Eliminating malware requires a systematic process with no missed steps. This checklist will make it easier to do an effective, thorough job.
Malware removal is among the more frustrating tasks that support desks, network administrators, and IT consultants undertake. You must typically clean multiple machines simultaneously. Performed in a vacuum with no interruptions via e-mail, telephone, cell phone, and in-person contact, the process might prove manageable. Faced with endless distractions in the real world, however, the process often proves disjointed and inefficient.
A single simple form can help bring order to the chaos. Our free Virus & Spyware Removal Checklist will help you methodically isolate and remove virus, spyware, and rootkit infections.
The checklist begins by ensuring that you don’t forget to create image backups prior to troubleshooting. With an image backup stored on a secondary hard disk, you can work with a safety net. Since image backups duplicate user settings, configuration information, download files, email, and all user data, you can remove infections without fear of rendering a system unusable. In worst case scenarios, you can restore the image backup and continue attempting repairs, should a specific malware removal step smoke a system. Further, image backups safely store all user data and information on a secondary disk, which you can use to recover critical data and settings if a Windows reinstallation proves necessary.
Next, the checklist covers some critical steps that are easily overlooked — like verifying that the most current antivirus, anti-spyware, and anti-rootkit platforms are not only installed but have the most current signature updates.
If you tend to forget whether problematic entries revealed by Microsoft Autoruns for Windows were already reviewed and disabled, you’ll be able to tell at a glance. In addition, the checklist reminds you to delete problematic Windows System Restore Points, remove temporary files, and uninstall unnecessary and/or rogue programs. It also reminds you to create new Windows System Restore Points once repairs are complete.
If repair attempts fail to identify and remove malware infections natively (running removal efforts within the infected Windows environment), you can follow the steps for strategy escalation. Badly infected systems, or computers plagued with a particularly problematic infection, may require physically removing the hard disk from the offending system and connecting it to a test system specifically configured to isolate and sanitize slaved hard disks. Or you may prefer to clean stubborn infections using preboot environment or Linux boot disks that leverage BartPE, Knoppix, or similar recovery technologies.

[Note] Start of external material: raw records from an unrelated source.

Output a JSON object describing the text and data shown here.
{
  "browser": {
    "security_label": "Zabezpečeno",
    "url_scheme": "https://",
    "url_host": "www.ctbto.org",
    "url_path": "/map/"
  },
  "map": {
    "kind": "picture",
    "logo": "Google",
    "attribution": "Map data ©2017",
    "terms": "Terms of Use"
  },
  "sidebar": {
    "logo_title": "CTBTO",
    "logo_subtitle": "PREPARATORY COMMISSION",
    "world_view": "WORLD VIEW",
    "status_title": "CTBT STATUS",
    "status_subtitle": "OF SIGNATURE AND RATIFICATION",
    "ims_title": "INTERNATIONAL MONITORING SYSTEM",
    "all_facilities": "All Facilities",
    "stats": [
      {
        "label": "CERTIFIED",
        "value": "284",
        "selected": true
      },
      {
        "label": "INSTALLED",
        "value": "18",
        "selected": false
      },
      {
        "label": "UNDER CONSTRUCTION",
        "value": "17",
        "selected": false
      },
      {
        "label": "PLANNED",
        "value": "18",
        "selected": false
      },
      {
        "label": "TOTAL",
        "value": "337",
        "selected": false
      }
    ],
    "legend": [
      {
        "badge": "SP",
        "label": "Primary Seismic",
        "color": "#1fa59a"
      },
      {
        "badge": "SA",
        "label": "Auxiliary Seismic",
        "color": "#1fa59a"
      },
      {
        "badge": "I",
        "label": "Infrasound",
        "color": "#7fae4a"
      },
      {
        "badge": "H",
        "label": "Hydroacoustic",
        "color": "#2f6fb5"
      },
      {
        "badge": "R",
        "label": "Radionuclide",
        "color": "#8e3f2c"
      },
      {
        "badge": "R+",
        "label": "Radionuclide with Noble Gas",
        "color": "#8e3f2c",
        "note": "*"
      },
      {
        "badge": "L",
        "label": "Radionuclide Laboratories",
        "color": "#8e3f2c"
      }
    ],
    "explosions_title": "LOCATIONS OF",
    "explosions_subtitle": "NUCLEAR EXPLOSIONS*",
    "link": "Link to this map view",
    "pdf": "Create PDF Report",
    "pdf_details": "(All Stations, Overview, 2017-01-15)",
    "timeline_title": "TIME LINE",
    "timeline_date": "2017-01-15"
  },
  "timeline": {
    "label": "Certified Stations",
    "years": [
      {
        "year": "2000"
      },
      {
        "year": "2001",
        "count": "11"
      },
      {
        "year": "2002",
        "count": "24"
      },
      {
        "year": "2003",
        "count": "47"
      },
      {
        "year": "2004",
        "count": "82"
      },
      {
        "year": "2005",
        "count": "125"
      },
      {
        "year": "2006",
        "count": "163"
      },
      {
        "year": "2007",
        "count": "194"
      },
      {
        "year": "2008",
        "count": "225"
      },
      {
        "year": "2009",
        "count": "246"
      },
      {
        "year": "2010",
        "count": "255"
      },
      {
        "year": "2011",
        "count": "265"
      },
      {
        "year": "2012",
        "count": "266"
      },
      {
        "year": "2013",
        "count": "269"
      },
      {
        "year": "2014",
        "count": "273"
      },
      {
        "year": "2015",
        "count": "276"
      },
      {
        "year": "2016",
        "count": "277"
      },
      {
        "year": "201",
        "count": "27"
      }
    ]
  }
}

If you want to rearrange the steps or add your own special procedures, you’ll find it easy to edit the checklist. The download includes versions in both Excel 2003 and Excel 2007.